FROM DC POLAROGRAPHIC PRESODIUM WAVE OF PROTEINS TO ELECTROCHEMISTRY OF BIOMACROMOLECULES

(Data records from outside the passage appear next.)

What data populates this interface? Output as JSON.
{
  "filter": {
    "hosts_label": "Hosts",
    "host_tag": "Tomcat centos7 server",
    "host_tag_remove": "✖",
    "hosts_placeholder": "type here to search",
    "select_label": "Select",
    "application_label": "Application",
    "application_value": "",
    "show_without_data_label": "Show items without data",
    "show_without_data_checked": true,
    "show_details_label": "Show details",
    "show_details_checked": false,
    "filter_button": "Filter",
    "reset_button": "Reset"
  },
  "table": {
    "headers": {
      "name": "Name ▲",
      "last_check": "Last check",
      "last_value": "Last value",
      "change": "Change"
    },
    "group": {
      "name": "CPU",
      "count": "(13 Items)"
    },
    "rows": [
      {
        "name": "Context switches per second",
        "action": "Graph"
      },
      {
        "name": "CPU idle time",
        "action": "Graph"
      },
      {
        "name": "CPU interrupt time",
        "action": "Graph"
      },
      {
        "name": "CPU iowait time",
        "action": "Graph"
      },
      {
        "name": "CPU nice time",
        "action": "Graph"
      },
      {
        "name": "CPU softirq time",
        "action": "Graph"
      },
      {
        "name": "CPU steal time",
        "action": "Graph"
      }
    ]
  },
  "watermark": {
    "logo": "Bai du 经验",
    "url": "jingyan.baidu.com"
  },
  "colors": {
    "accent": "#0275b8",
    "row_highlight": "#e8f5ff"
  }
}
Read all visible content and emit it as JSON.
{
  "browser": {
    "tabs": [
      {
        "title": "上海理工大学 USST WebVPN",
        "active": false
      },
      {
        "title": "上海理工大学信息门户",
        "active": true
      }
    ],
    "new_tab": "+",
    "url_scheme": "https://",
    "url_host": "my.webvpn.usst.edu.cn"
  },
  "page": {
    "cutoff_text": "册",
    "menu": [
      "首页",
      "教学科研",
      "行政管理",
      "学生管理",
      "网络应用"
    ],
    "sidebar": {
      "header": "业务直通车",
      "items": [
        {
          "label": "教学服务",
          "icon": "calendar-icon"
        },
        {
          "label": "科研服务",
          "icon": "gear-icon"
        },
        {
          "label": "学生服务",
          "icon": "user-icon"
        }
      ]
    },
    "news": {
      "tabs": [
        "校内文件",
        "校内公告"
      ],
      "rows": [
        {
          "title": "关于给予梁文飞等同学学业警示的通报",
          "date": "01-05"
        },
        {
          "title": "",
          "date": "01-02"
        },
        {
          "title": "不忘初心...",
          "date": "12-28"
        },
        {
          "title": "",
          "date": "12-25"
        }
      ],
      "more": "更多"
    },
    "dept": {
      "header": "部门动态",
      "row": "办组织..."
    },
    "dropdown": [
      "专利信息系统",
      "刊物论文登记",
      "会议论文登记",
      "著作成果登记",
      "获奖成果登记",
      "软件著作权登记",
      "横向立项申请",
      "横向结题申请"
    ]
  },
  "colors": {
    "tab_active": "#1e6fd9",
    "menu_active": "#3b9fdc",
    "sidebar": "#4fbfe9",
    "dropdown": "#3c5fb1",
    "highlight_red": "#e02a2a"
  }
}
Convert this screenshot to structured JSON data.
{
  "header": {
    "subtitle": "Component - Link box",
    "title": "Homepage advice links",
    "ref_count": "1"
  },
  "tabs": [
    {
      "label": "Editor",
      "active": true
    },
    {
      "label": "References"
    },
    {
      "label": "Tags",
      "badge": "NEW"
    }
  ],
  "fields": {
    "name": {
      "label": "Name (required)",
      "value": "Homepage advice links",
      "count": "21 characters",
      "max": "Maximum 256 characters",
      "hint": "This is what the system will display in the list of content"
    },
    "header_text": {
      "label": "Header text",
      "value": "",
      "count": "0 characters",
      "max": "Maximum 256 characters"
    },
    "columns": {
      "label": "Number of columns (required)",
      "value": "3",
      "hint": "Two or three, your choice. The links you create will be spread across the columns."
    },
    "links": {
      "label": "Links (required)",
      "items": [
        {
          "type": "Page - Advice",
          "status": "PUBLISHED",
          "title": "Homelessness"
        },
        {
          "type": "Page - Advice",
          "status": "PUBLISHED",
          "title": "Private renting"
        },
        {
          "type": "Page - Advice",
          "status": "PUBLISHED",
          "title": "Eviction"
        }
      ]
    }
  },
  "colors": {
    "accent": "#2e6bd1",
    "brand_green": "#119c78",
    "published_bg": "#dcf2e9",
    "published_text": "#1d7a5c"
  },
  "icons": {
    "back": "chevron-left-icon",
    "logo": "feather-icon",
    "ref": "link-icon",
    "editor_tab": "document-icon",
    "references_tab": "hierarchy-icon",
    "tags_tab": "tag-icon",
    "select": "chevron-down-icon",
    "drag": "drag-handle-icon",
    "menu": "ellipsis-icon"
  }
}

History of electrochemistry of proteins and nucleic acids is briefly reviewed. The ability of proteins to catalyze hydrogen evolution at Hg electrodes was discovered almost 80 years ago in J. Heyrovsky's laboratory. This phenomenon was not sufficiently appreciated for several decades. Recently it has been shown that using constant current chronopotentiometric stripping (CPS) with hanging mercury drop, solid amalgam or Hg-film electrodes the CPS peak H is obtained with nanomolar concentrations of peptides and proteins. This peak is derived from the presodium wave but it has some new properties useful in protein research. It is sensitive to changes in protein structures and to protein redox states, representing a new tool for protein analysis applicable in biomedicine. Electroactivity of nucleic acids was discovered about 50 years ago. Electrochemistry of DNA and RNA is now a booming field because of its potential use in sensors for DNA hybridization and DNA damage. Quite recently it has been shown that electrochemistry can be applied also in polysaccharide analysis. A review with 99 references.